# [What you will do]
All entries, exactly as written, should be output again.

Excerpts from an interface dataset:
━━━━━━━━━━━━━━━━

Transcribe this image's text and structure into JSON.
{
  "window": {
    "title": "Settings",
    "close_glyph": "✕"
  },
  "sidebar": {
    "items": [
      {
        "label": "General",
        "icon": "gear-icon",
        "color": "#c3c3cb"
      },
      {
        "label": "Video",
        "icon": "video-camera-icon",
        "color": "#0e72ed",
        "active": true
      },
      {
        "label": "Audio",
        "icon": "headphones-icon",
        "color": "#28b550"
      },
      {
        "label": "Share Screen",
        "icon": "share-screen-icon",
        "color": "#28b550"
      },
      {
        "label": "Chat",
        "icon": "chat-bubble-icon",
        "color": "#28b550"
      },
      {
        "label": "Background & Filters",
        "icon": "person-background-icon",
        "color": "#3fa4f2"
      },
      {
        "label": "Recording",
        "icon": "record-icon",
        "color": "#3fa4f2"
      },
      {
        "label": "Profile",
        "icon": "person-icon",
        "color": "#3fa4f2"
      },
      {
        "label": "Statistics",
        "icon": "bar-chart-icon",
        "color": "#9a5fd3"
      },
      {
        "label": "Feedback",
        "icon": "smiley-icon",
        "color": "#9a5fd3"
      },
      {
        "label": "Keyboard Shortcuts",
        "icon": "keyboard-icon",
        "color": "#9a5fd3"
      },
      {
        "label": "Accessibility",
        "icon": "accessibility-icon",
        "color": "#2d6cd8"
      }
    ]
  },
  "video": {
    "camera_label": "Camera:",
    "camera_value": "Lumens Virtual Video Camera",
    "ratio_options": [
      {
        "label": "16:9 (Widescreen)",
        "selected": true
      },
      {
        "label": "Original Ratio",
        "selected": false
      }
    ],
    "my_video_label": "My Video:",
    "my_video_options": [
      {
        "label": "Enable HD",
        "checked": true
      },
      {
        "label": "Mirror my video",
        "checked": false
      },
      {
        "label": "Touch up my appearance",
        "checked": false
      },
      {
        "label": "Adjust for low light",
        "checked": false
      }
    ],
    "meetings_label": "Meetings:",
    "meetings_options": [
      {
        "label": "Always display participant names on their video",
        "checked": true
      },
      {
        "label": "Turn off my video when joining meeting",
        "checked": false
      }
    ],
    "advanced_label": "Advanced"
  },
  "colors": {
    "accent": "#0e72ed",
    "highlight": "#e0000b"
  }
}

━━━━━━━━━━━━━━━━

# [Exercise result]
Transcribe this image's text and structure into JSON.
{
  "window": {
    "title": "Settings",
    "close_glyph": "✕"
  },
  "sidebar": {
    "items": [
      {
        "label": "General",
        "icon": "gear-icon",
        "color": "#c3c3cb"
      },
      {
        "label": "Video",
        "icon": "video-camera-icon",
        "color": "#0e72ed",
        "active": true
      },
      {
        "label": "Audio",
        "icon": "headphones-icon",
        "color": "#28b550"
      },
      {
        "label": "Share Screen",
        "icon": "share-screen-icon",
        "color": "#28b550"
      },
      {
        "label": "Chat",
        "icon": "chat-bubble-icon",
        "color": "#28b550"
      },
      {
        "label": "Background & Filters",
        "icon": "person-background-icon",
        "color": "#3fa4f2"
      },
      {
        "label": "Recording",
        "icon": "record-icon",
        "color": "#3fa4f2"
      },
      {
        "label": "Profile",
        "icon": "person-icon",
        "color": "#3fa4f2"
      },
      {
        "label": "Statistics",
        "icon": "bar-chart-icon",
        "color": "#9a5fd3"
      },
      {
        "label": "Feedback",
        "icon": "smiley-icon",
        "color": "#9a5fd3"
      },
      {
        "label": "Keyboard Shortcuts",
        "icon": "keyboard-icon",
        "color": "#9a5fd3"
      },
      {
        "label": "Accessibility",
        "icon": "accessibility-icon",
        "color": "#2d6cd8"
      }
    ]
  },
  "video": {
    "camera_label": "Camera:",
    "camera_value": "Lumens Virtual Video Camera",
    "ratio_options": [
      {
        "label": "16:9 (Widescreen)",
        "selected": true
      },
      {
        "label": "Original Ratio",
        "selected": false
      }
    ],
    "my_video_label": "My Video:",
    "my_video_options": [
      {
        "label": "Enable HD",
        "checked": true
      },
      {
        "label": "Mirror my video",
        "checked": false
      },
      {
        "label": "Touch up my appearance",
        "checked": false
      },
      {
        "label": "Adjust for low light",
        "checked": false
      }
    ],
    "meetings_label": "Meetings:",
    "meetings_options": [
      {
        "label": "Always display participant names on their video",
        "checked": true
      },
      {
        "label": "Turn off my video when joining meeting",
        "checked": false
      }
    ],
    "advanced_label": "Advanced"
  },
  "colors": {
    "accent": "#0e72ed",
    "highlight": "#e0000b"
  }
}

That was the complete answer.